Kauri tree in Kauri Park
Kauri tree in Kauri Park

I rediscovered Kaipatiki Explorer, a guide to the parks and reserves in an area between highways 1 and 16 on Auckland’s north shore.  Unfortunately it has been recently updated to the 2017 version, which offers convenient navigation, but limits how much you can zoom in, a problem on mobile phone when you need to have a good close look at a map.  Fortunately I was able to pick up a printed version of this guide, and I can photograph the maps I need with my phone before I set out.  I found it at Fernglen Native Plant Gardens. It looked like such literature is commonly available there.

The main entrance to Kauri Park on Rangatira Road is easy to miss.  There’s a carpark that can fit just 8 cars, and the usual kit for cleaning your shoes, to try to keep out Kauri dieback disease.

Entrance to Kauri Park
Entrance to Kauri Park

I took the route that leads directly to the big(ish) kauri.  The biggest trees here are a few hundred years, if I recall correctly.  There are benches provided to allow you to sit and contemplate these big trees, especially the first group.

Kauri Park
Kauri Park

There are quite a few kauri to be enjoyed in this area.  I’m not sure that’s a kauri in the pic below, but boardwalks are usually placed wherever necessary to keep people from walking on kauri roots.

Kauri Park
Kauri Park

I left Kauri Park on the path toward Soldiers Bay, and soon saw this plank path through the wetlands.

Plank path to Soldiers Bay
Plank path to Soldiers Bay

I investigated, and quickly arrived at Soldiers Bay.

Soldiers Bay
Soldiers Bay

On the other side of Soldiers Bay is Kauri Point Domain.

Kauri Point Domain
Kauri Point Domain across Soldiers Bay

The tide was very low, so I decided to see how far I could walk on the foreshore to the north.

Soldiers Bay
Soldiers Bay

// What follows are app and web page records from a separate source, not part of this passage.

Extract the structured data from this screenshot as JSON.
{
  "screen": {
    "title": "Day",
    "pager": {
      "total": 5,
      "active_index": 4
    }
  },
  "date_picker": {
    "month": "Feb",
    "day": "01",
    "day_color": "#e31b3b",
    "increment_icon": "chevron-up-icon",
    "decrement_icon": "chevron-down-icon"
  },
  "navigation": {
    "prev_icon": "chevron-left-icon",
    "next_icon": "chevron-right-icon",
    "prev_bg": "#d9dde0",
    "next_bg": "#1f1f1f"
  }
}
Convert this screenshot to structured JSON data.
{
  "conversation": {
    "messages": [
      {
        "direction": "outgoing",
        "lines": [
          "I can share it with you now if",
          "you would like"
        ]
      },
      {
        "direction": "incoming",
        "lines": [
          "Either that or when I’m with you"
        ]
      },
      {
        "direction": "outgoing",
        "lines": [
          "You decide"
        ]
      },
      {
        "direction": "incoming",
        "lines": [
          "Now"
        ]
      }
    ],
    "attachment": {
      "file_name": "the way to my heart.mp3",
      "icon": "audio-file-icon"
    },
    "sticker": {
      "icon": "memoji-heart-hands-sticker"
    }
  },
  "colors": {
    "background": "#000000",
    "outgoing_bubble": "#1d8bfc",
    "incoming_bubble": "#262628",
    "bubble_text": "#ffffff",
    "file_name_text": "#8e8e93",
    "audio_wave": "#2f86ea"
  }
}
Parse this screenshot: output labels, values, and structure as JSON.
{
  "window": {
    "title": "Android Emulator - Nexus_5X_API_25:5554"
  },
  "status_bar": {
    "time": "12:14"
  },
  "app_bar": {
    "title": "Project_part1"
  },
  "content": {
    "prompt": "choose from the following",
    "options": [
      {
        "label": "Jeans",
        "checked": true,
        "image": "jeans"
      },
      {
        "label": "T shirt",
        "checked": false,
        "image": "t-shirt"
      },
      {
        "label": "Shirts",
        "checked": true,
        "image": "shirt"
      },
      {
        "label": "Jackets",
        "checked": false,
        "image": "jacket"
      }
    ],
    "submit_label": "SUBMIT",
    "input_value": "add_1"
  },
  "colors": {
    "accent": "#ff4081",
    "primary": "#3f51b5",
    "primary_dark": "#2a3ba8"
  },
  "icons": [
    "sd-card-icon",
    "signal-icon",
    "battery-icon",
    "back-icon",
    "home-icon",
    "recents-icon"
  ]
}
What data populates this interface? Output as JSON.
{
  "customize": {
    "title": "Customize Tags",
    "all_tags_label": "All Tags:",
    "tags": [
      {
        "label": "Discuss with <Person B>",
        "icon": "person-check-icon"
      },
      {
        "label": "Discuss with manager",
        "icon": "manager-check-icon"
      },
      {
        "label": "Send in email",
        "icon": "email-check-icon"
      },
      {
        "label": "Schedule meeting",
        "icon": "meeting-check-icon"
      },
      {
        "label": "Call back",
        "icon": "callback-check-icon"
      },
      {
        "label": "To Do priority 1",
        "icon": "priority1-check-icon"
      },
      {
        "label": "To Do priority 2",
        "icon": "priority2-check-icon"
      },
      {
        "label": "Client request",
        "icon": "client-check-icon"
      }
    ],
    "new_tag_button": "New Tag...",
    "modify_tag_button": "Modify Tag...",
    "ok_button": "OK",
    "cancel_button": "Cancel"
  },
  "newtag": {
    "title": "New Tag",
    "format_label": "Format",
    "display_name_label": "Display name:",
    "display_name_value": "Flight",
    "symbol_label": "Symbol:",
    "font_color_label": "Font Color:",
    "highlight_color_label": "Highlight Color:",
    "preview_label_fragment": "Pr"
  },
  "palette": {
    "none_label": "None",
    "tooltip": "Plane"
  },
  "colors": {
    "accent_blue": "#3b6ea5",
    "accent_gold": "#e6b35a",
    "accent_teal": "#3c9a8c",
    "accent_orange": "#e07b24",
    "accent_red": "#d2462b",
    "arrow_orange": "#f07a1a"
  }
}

The rock shelf was muddy, but it wasn’t deep.  I didn’t go far, but it looked like I could have continued.

Soldiers Bay
Soldiers Bay

When I got back to Kauri Park I continued clockwise to complete the largest loop.  I went a ways down a side path that I believe leads into Muriel Fisher Reserve.  Muriel Fisher Reserve is not listed in the Kaipatiki Explorer guide, and I’ve read that it isn’t being maintained, so info is limited, but I’ll go back for a look some time.

You can view the full gallery of 13 pictures below.  To view on imgur click here.